A suspected US drone strike, in Yemen, is believed to have killed a top commander, within al-Qaeda’s Arabian Peninsula combat operations.
A suspected US drone strike overnight killed a top Islamist militant commander in southern Yemen who had run al-Qaeda’s combat operations and had a $5 million US bounty on his head, residents said.
In nine months of civil war and a Gulf military intervention in Yemen, the United States has kept up a drone campaign there against al-Qaeda and increasingly, Islamic State militants, who have continued to carry out attacks.
Impoverished Yemen has suffered fierce fighting and humanitarian crisis since March, when a Saudi-led Gulf Arab coalition began near-daily air strikes to rout the Iran-backed Houthis and restore the central government.
Jalal Baleedi was killed by a drone strike as he was traveling in a car with two others in coastal Abyan province.
According to media reports and some analysts, Baleedi may have recently defected from al-Qaeda in the Arabian Peninsula (AQAP) to become the chief of Islamic State’s Yemen branch.
The US State Department said Baleedi was involved in planning attacks on Western diplomatic targets in Sana’a in 2013 and put a reward of up to $5 million for information that would bring him to justice.

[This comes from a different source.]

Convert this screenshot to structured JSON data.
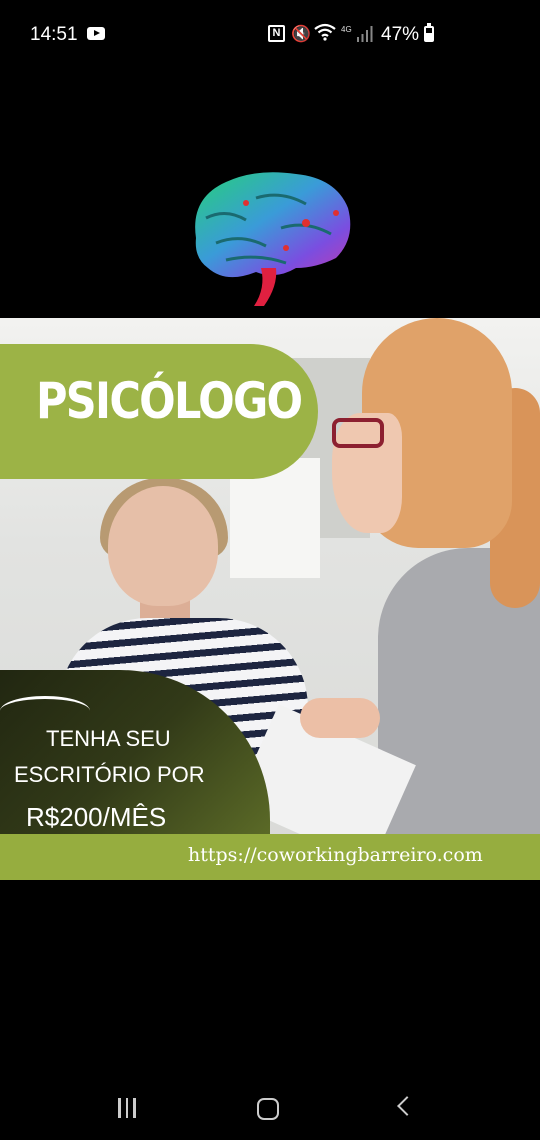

Al-Qaeda militants rallied in Abyan capital Zinjibar and planted the group’s black flag on government buildings and setting up checkpoints on main roads and the highway leading to the port city of Aden, Yemen’s temporary capital some 40 kilometers (25 miles) away.